*What is needed*
Only lines holding the word "title" are wanted. Copy them from the listing below.
▼
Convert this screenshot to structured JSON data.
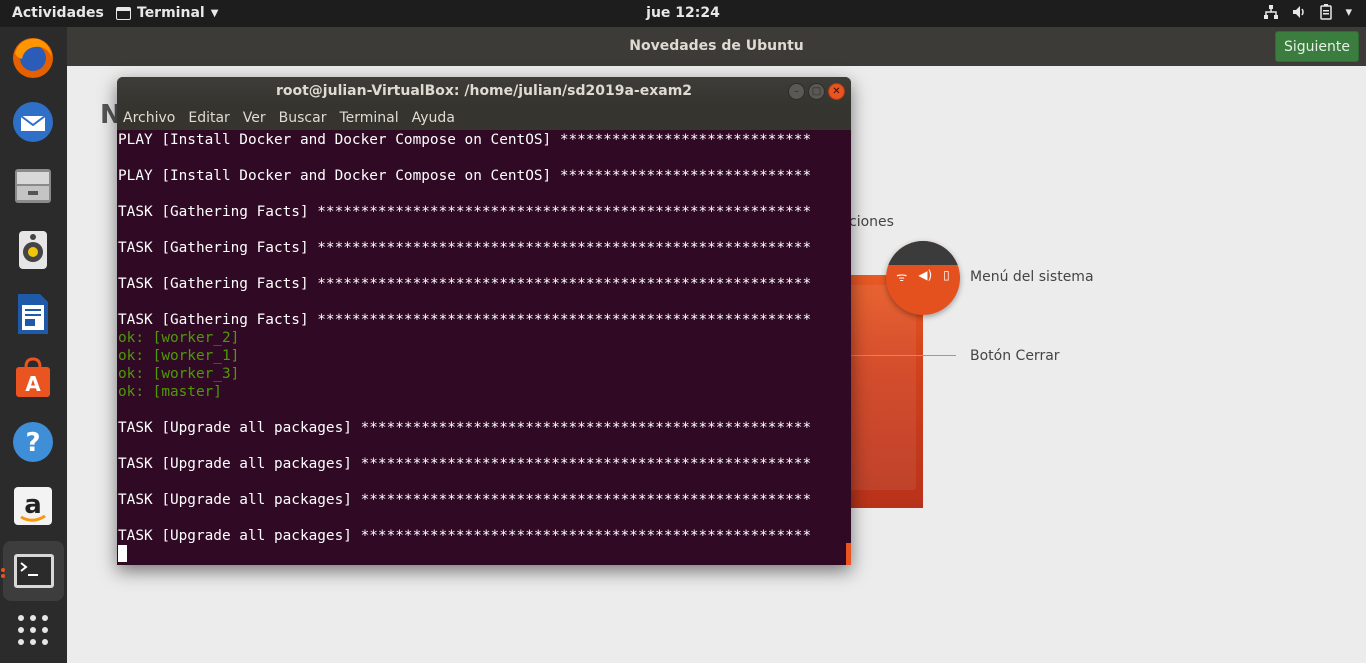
{
  "topbar": {
    "activities": "Actividades",
    "app_name": "Terminal",
    "clock": "jue 12:24",
    "tray_icons": [
      "network-icon",
      "volume-icon",
      "battery-icon"
    ]
  },
  "dock": {
    "items": [
      "firefox-icon",
      "thunderbird-icon",
      "files-icon",
      "rhythmbox-icon",
      "libreoffice-writer-icon",
      "software-center-icon",
      "help-icon",
      "amazon-icon",
      "terminal-icon",
      "app-grid-icon"
    ]
  },
  "welcome": {
    "title": "Novedades de Ubuntu",
    "next_button": "Siguiente",
    "heading_fragment": "N",
    "callout_fragment": "ciones",
    "label_system_menu": "Menú del sistema",
    "label_close_button": "Botón Cerrar"
  },
  "terminal": {
    "title": "root@julian-VirtualBox: /home/julian/sd2019a-exam2",
    "menu": [
      "Archivo",
      "Editar",
      "Ver",
      "Buscar",
      "Terminal",
      "Ayuda"
    ],
    "lines": [
      {
        "text": "PLAY [Install Docker and Docker Compose on CentOS] *****************************",
        "type": "normal"
      },
      {
        "text": "",
        "type": "normal"
      },
      {
        "text": "PLAY [Install Docker and Docker Compose on CentOS] *****************************",
        "type": "normal"
      },
      {
        "text": "",
        "type": "normal"
      },
      {
        "text": "TASK [Gathering Facts] *********************************************************",
        "type": "normal"
      },
      {
        "text": "",
        "type": "normal"
      },
      {
        "text": "TASK [Gathering Facts] *********************************************************",
        "type": "normal"
      },
      {
        "text": "",
        "type": "normal"
      },
      {
        "text": "TASK [Gathering Facts] *********************************************************",
        "type": "normal"
      },
      {
        "text": "",
        "type": "normal"
      },
      {
        "text": "TASK [Gathering Facts] *********************************************************",
        "type": "normal"
      },
      {
        "text": "ok: [worker_2]",
        "type": "ok"
      },
      {
        "text": "ok: [worker_1]",
        "type": "ok"
      },
      {
        "text": "ok: [worker_3]",
        "type": "ok"
      },
      {
        "text": "ok: [master]",
        "type": "ok"
      },
      {
        "text": "",
        "type": "normal"
      },
      {
        "text": "TASK [Upgrade all packages] ****************************************************",
        "type": "normal"
      },
      {
        "text": "",
        "type": "normal"
      },
      {
        "text": "TASK [Upgrade all packages] ****************************************************",
        "type": "normal"
      },
      {
        "text": "",
        "type": "normal"
      },
      {
        "text": "TASK [Upgrade all packages] ****************************************************",
        "type": "normal"
      },
      {
        "text": "",
        "type": "normal"
      },
      {
        "text": "TASK [Upgrade all packages] ****************************************************",
        "type": "normal"
      }
    ]
  },
  "colors": {
    "terminal_bg": "#300a24",
    "ok_text": "#4e9a06",
    "ubuntu_orange": "#e95420",
    "next_button": "#3a7d3e"
  }
}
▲
*Answer for this exercise*
    "title": "Novedades de Ubuntu",
    "title": "root@julian-VirtualBox: /home/julian/sd2019a-exam2",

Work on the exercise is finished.